Towards the end of this week’s double portion of the Torah there is a reference to the word Herem. Most people think of Herem as the Jewish equivalent of excommunication, banning someone from the community. The most famous and highly controversial example was Spinoza (1632-1677), the brilliant and ethical Dutch philosopher descended from Spanish Jews. He rejected Judaism and challenged the authority of the Torah. But the pressure to expel him really came from religious extremists within the Protestant Church in Holland who objected to his ideas because they also undermined Christian orthodoxy.
The Herem, the ban, was a tool of authority in many Jewish communities which were subject to Christian and Muslim authority and could find no other way of enforcing discipline or control over their members.
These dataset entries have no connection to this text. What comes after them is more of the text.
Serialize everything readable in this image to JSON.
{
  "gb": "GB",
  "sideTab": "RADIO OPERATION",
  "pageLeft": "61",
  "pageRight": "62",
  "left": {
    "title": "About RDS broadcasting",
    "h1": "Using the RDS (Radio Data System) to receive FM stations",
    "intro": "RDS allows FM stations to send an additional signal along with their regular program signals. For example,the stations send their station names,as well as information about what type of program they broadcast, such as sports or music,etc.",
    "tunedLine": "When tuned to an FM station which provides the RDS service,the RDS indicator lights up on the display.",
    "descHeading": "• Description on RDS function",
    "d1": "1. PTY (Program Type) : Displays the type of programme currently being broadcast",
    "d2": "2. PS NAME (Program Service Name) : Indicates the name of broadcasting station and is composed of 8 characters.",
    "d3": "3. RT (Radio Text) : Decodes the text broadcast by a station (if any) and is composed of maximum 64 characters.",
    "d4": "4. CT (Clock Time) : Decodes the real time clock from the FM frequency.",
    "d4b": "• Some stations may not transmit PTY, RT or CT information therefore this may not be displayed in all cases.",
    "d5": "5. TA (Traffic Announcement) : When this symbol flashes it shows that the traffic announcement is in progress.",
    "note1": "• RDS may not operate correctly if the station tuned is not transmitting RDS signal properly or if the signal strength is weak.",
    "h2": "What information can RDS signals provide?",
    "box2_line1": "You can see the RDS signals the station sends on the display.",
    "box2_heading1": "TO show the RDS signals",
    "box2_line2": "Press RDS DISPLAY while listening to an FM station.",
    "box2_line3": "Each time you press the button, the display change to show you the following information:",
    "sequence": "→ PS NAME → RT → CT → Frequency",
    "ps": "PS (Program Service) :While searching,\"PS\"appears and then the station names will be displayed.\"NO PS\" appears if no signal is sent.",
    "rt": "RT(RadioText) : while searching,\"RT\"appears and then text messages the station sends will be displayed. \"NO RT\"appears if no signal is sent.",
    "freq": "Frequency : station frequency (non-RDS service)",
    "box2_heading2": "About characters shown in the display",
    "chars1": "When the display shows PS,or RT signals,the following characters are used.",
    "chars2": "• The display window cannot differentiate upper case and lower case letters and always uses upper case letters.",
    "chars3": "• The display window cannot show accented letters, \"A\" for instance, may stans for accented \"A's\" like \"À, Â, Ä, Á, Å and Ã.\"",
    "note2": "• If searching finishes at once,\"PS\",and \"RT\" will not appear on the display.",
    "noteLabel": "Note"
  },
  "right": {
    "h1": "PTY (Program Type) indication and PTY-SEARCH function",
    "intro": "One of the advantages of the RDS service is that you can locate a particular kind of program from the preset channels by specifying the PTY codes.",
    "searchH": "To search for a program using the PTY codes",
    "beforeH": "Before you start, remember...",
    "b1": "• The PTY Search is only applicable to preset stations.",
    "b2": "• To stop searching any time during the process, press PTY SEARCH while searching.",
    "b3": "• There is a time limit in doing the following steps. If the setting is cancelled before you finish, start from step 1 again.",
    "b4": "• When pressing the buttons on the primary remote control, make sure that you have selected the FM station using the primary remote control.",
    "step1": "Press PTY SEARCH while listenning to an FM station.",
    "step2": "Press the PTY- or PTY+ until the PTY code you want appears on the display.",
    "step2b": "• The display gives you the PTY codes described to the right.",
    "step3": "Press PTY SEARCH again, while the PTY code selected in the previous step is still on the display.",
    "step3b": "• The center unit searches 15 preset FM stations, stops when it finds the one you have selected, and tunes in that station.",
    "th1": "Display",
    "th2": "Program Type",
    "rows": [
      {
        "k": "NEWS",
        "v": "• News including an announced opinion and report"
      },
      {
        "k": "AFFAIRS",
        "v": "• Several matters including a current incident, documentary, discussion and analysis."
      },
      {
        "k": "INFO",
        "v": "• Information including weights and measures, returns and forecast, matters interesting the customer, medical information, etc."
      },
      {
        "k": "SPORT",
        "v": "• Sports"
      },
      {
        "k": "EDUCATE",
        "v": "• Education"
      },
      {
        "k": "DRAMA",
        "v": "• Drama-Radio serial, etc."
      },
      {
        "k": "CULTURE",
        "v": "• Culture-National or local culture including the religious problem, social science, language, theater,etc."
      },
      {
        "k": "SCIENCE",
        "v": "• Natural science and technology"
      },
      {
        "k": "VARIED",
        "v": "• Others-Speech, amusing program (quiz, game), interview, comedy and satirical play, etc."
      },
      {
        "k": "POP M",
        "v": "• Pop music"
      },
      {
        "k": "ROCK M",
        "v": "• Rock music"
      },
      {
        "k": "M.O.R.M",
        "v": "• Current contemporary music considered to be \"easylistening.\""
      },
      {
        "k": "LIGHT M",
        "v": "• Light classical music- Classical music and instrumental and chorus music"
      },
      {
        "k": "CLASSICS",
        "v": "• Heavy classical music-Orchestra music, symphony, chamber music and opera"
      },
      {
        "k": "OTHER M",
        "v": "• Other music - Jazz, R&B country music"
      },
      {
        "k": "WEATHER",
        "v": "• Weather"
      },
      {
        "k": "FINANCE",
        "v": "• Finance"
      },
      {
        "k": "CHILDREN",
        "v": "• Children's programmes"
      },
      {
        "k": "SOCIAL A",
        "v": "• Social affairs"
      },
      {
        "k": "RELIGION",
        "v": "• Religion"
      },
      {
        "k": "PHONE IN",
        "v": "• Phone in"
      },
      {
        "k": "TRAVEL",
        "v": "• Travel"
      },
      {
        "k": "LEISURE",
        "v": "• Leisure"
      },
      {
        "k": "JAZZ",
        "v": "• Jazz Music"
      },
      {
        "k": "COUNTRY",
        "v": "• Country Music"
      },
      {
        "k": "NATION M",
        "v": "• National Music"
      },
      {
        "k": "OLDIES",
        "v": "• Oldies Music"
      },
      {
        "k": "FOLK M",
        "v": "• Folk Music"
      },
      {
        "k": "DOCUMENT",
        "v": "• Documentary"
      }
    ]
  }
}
In some communities, it was used a lot, in others rarely if ever. Excommunication is Christian term that meant excluding person from receiving any Church rites or ceremonies including burial. In Judaism, the Herem only meant excluding someone, often a rebel against authority or the law, from the community until he or she repented. But no religious ceremonies were denied to them. So, to translate Herem as excommunication, is not strictly correct.
The word itself, like several other words, has opposite meanings in the Torah. Here it means something dedicated to the Sanctuary or Temple which cannot be used outside the Temple. In this sense, it means forbidden because it is something holy. Elsewhere it means forbidden for being something negative, bad. The word simply means “set aside.” And you can set something apart in a good sense and it can also mean set apart in a bad sense. It is like everything in life. We can use it well or abuse it. That is an important lesson. It really is up to us!